having a complete set of roots because of the energy that
the leaves can produce for it. So the roots function as
anchorage to the ground, storage for what’s
produced by the leaves and anchored, just anchored, in case it anchored
to the ground. When you see a tree blow over, you’ll notice that
there might be one root and the rest of
the roots are dead. It didn’t have anything to
anchor it to the ground. – How about that. You know, most people
think that tree roots grow deep, deep, deep
down into the ground. That’s not the
case though right? – When they’re young,
they’ll have a tap root. That tap root will
either turn and go out and become part of the
lateral root system or it just dies off. It can’t function
properly, it can’t survive unless there’s water down there. Like a spring, well
or something down low that it can get
nutrients and water from. – Okay, now what about
the little tiny roots, the little fan roots that are
right there at the surface? – Fibrous roots? – Yeah the fibrous roots. – Or the hair roots,
or the feeder roots. They got different
names for ’em. They’re very fine,
kind of like our hair. – Okay. – About like that,
and they absorb the moisture or the
water, available water and that leads it all the
way up throughout the tree. – So that’s pretty
much their function. – They’re feeder roots, yeah. – They’re just feeder roots. They just feed the tree. Now this time of the year
we get a lot of questions about, “Ah, the leaves are
falling off my tree so early.” Why is that? – Because there’s not any
available water in the soil, and so the tree’s
saying I need to stop using up the energy
that I’ve produced so far and get rid of
some of these leaves so I can start to rest and get myself ready
for the winter. It’s just premature leaf drop. – And I’m about to get to that because we’ve had a
lot of hot weather, so does that amplify
what we’re seeing? – Yes, it does,
especially when the soil is dry now, as it is, and I mentioned the
transpiration process stopping because of the temperature. Yeah, it all ties together. – Should we water trees? – Yes, yes. – How much would you water
a big tree like this? – Oh my goodness,
a tree this size can probably, if it’s available, pull up 150 gallons a day if it has the root system to. And remember I mentioned
that transpiration. You know, where’s that water go? It goes throughout the
tree, it’s a big tree. If it’s able to transpire, it leaves the tree through
the pores on the leaves. – Through the pores
on the leaves. – On the underside. – That has to do
with what, stomates? – Stomates, yep. – Something like that, definitely would be
some simple biology. – And the guard cells are
what close the stomates to prevent them from
losing all their water that they’ve taken up
during these hot days. – Okay, now when
you’re watering a tree, I mean should you
use a soaker hose– – Soaker hose is good. – How would you go about adding water in it? – I have a Ross deep
root waterer in my house. That way I can turn the water on and it’s a long tube, attaches to the water
hose, and I work that probe down into the ground
with that water, so I’m creating more
air space in the soil and I’m getting that
water down deeper. When this ground is
really compacted, sometimes that water
doesn’t percolate down through the soil, so. But other than that, a
soaker hose to me is best, because that water that
flies through the air and it hits the ground,
it compacts the soil. – It compacts the soil. – That upper layer
of soil, yeah. – Okay, when is the best
time to plant a tree? How about that one? – I prefer the winter. – So you prefer the winter. – Late fall. – Why’s that? – Or early spring. The temperature’s
not quite so high, and the tree can rest
through the winter, as long as you put
proper mulch on it. We have some trees
we need to get into the ground this October. Sometimes it’s a
matter of timing, sometimes the weather’s not
real good in deep winter but yeah, fall,
winter, early spring. – Early spring, what would
be the best time to do that? – Some people are
planting trees right now. I don’t recommend it. It’s just too hot. – Yeah, it is hot. – But a landscaper’s
gotta stay busy. – Yeah, yeah, that’s for sure. Well look, we do appreciate
all your valuable information that you have about trees. – Sure, glad to be here.
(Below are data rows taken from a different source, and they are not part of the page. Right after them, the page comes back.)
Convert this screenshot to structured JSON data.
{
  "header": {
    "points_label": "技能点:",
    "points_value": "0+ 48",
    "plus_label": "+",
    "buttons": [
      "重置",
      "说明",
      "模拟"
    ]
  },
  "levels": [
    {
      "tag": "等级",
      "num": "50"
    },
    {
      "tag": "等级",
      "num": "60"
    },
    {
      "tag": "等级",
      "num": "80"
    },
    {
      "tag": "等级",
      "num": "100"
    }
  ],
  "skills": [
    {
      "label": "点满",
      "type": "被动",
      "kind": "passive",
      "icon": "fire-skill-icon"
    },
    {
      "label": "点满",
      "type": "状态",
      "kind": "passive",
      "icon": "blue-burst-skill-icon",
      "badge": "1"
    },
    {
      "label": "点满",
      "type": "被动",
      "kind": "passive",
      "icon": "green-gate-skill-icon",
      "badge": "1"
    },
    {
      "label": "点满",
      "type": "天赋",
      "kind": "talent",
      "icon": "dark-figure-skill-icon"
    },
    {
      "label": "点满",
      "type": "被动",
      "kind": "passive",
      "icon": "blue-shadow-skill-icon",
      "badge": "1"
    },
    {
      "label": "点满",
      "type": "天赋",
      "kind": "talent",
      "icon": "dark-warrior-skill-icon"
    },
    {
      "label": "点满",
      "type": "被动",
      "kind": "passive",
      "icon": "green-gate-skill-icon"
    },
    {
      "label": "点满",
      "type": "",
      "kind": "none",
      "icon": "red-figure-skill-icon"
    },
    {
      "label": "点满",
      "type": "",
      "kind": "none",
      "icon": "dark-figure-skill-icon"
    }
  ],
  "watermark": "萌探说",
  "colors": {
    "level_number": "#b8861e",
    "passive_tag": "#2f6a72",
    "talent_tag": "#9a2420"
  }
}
2 Comments

Add a Comment

Your email address will not be published. Required fields are marked *